Job interviews can be stressful and tedious, or they can be exciting and informative; in the end it really depends on how you handle the situation. In order to look confidence and feel self-assured, you need to effectively communicate your professionalism both verbally and nonverbally. Here are my top suggestions for job interview do’s and don’ts:
1. Always dress appropriately. Your style of dress will let your potential employer know how serious you are about the position. Even if you are interviewing for a position in a more “casual” industry, always err on the side of conservative. Your personal grooming and cleanliness should be faultless.
2. Know where you’re going ahead of time. Make sure you know the exact time and location of your interview. Besides looking up directions, make sure you know how long it takes to get there and whether or not there will be traffic.

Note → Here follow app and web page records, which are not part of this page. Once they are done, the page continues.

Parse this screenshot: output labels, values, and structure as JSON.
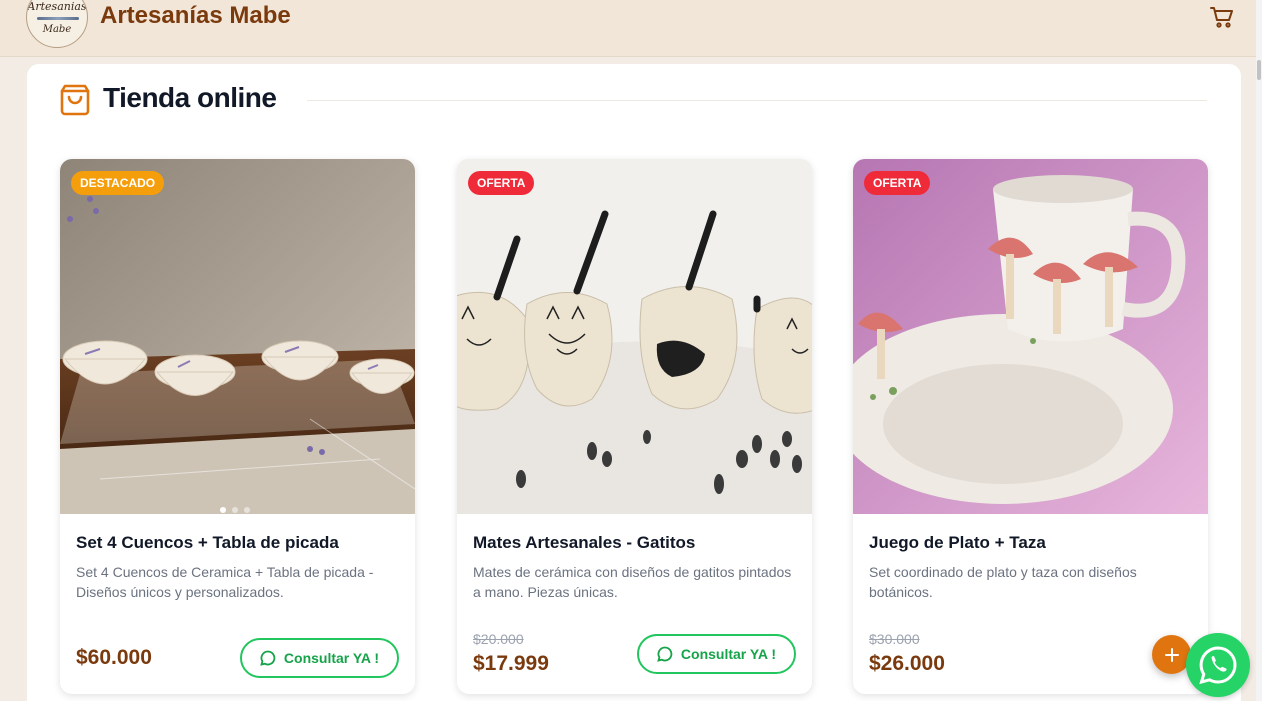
{
  "header": {
    "logo_line1": "Artesanias",
    "logo_line2": "Mabe",
    "brand": "Artesanías Mabe",
    "cart_icon": "cart-icon"
  },
  "section": {
    "title": "Tienda online",
    "icon": "shopping-bag-icon"
  },
  "products": [
    {
      "badge": "DESTACADO",
      "title": "Set 4 Cuencos + Tabla de picada",
      "description": "Set 4 Cuencos de Ceramica + Tabla de picada - Diseños únicos y personalizados.",
      "old_price": "",
      "price": "$60.000",
      "button": "Consultar YA !",
      "carousel_dots": 3
    },
    {
      "badge": "OFERTA",
      "title": "Mates Artesanales - Gatitos",
      "description": "Mates de cerámica con diseños de gatitos pintados a mano. Piezas únicas.",
      "old_price": "$20.000",
      "price": "$17.999",
      "button": "Consultar YA !"
    },
    {
      "badge": "OFERTA",
      "title": "Juego de Plato + Taza",
      "description": "Set coordinado de plato y taza con diseños botánicos.",
      "old_price": "$30.000",
      "price": "$26.000"
    }
  ],
  "floating": {
    "plus_icon": "plus-icon",
    "whatsapp_icon": "whatsapp-icon"
  },
  "colors": {
    "brand": "#7a3a0e",
    "accent": "#e07510",
    "badge_featured": "#f59e0b",
    "badge_sale": "#ef2b3a",
    "whatsapp": "#25d366"
  }
}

Try to always arrive 10 minutes early.
3. Make a good first impression. Some employers can usually spot the right candidate within the first 30 seconds, and that’s mostly because of body language. It’s important to be confident, but not arrogant. If you walk in with a smile and give a firm handshake, you’re letting your potential employer know right off the bat that you are a strong candidate.
4. Maintain good eye contact throughout the interview. Even if you are feeling intimidated during the interview, do not look down at the floor or at your hands. Eye contact is an important indicator of conviction, which is something your potential employer is looking for. Remember that maintaining eye contact is not the same as staring. Generally, 60% eye contact is deal; if there’s more than one person in the room, make eye contact with each person.
5. Be honest. Answer each question thoughtfully and truthfully. Do not embellish your experiences and skills because eventually you will get caught in your lie. Employers who have been conducting interviews for years can usually tell whether or not a person is being insincere. Don’t be afraid to just be yourself. Describe things about you that demonstrate your talents and skills. However, think about each answer before you speak; people who are nervous tend to over-answer questions.
6. Don’t forget to ask questions! At the end of each interview, your interviewer will ask if you have any questions for them. The answer should always be yes; not asking any questions shows a lack of interest. It’s very important to do research about the company before the interview. In fact, some employers might ask you questions about the company, so you’ll want to be prepared. Ask intelligent questions about the job, company, or industry.
1. Don’t forget to turn your phone off. If you want to keep your phone on silent, make sure that the vibration setting is off. This shouldn’t even have to be said, but don’t ever (seriously, ever) answer your phone or respond to a text during an interview.
2. Don’t cross your arms. This may be hard for some people, but crossing your arms during an interview tells your interviewer that you are closed off, closed minded, defensive, or even bored. Even if you have a habit of crossing your arms, try your hardest to keep your arms at your side or in your lap. Crossing your arms is probably the most widely known negative piece of body language.
3. Don’t fidget. Most people fidget when they are nervous, and it can manifest itself in many forms: face touching, leg shaking, hair twirling, and nail biting. While you can’t stop yourself from doing these things all the time, you must stop during the interview. All of these actions imply that you’re either nervous or dishonest. Some interviewers might even read your fidgeting as a desire to end the interview as quickly as possible.
4. Don’t make negative comments about past employers. No matter what problems you may have had with previous employers, keep it out of the interview. You don’t want your prospective employer to think that you are a bitter or resentful person. The point of the interview is to talk about the potential position and what you can bring to the company.
5. Don’t interrupt the interviewer. Even if you think it’s your turn to speak or that you get where the interviewer is going with the question, give him a chance to finish. Being interrupted is both annoying and unprofessional. Do your best to maintain eye contact and show you are listening intently. Interrupting could be misinterpreted as pompous behavior, and you don’t want your interviewer to get the wrong impression of you.
6. Don’t nod constantly. Oftentimes when people are confused or not really listening, they nod constantly in order to make it seem like they are paying attention. Some people believe that nodding in agreement at everything the interviewer says will get them bonus points. This is not the case during an interview. While it’s ok to nod in agreement when you genuinely agree with something, nodding constantly makes you look weak-willed or condescending. By constantly nodding at everything, you also risk being asked a question that you can’t respond to.
Remember not to be so focused on this advice that you overwhelm yourself during the interview. Use these tips as guidelines, and don’t forget to practice before the interview. After the interview, maintain your best interview attitude until you are away from the building.